Amazon today launched a localized site for Italy, its first new international offering since acquiring Joyo back in 2004 (Amazon’s UK and Germany sites were launched in 1998, France and Japan in 2000 -- the Canada site came in 2002. Full timeline available here). According to today's press release, the new offering has more categories than any new Amazon Web site has ever launched with -- not surprising given the six years that have elapsed since the last international launch.
As part of its new offering, Amazon is pushing its selection of “hard-to-find Italian language items” to cater to local consumer needs -- indeed, Amazon has tended to excel in its localized offerings, ranging from its varied payment methods by country to its semi-localized categories (note the “Auto and Motorcycle” category on the German Web site or the “DIY” link on the UK one).
Amazon’s choice of European markets mirrors many US online retailers’ expansion into Europe. Of the top 50 online retailers in the US, some 19 operate dedicated transactional Web sites for the UK, 14 operate sites for Germany, 12 for France and 14 in Italy. Less than 10 operate eCommerce sites localized for Spain. See the graphic from our recently published Establishing A Global Online Retail Footprint below.
Time to get my hands a bit dirty. Last week I posted an eBook forecast with a brief explanation of why the book business may complete its digital revolution more quickly than other media businesses have. Turns out this assertion was more difficult to hear than I anticipated and I got some very insistent (and worth reading) comments. The discussion that ensued both on the blog and outside of it was very complex, this is not a simple matter. However, there are parts of it that are very simple that I have to clarify, even though it means rolling up my sleeves a bit. Allow me to draw into this discussion John Thompson of Cambridge University who gave a very worthwhile interview to the Brooklyn Rail this month to discuss his recently published analysis of the book industry, Merchants of Culture. I will refer to just one of his specific comments:
"There are many people who just love books and they love the ideas that are expressed in books; they love the stories that are told through books and all of it. They’re very attached to it.... They cherish the book. And they believe that this is an artifact that they want in their lives. And some of the technological commentators in this industry just completely miss this point."
Consider it an inauguration of sorts, a celebration of the eBook industry becoming a member of the major media club just as digital music and online video have before them. When you influence a billion dollars, people have to take you seriously. In the book business, it means that traditional publishers can no longer live in deny-and-delay mode; meanwhile, digital publishers get invited to better parties and people in other media businesses like TV and magazines look over and wonder if they could cut a slice of this new pie just for them.

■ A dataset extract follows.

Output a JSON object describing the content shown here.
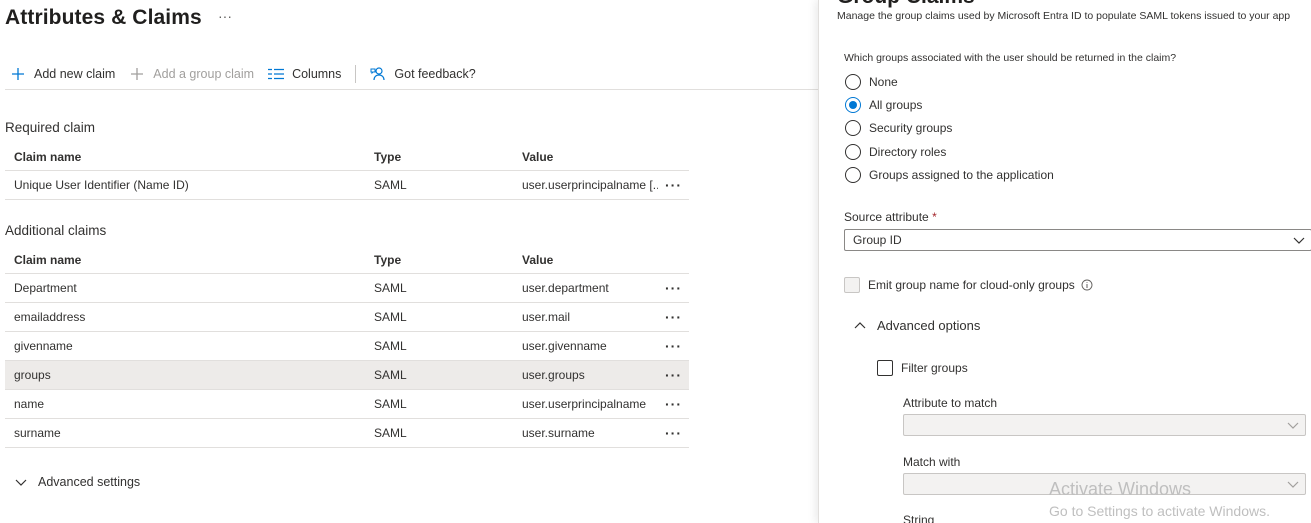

To honor the occasion, we have just published our five-year forecast for eBooks in the US for Forrester clients. The punchline is this: 2010 will end with $966 million in eBooks sold to consumers. By 2015, the industry will have nearly tripled to almost $3 billion, a point at which the industry will be forever altered.
Right now, the number to track – and the one that determines how many eBooks will sell – is the percent of a consumer’s books that are bought and consumed digitally. To get at this number, we have to understand how people get books today. Did you know that the two most common ways people get books today is borrowing them from a friend or getting them from the library? Evidently content – at least in the book business – is already quite free, even without the help of digital.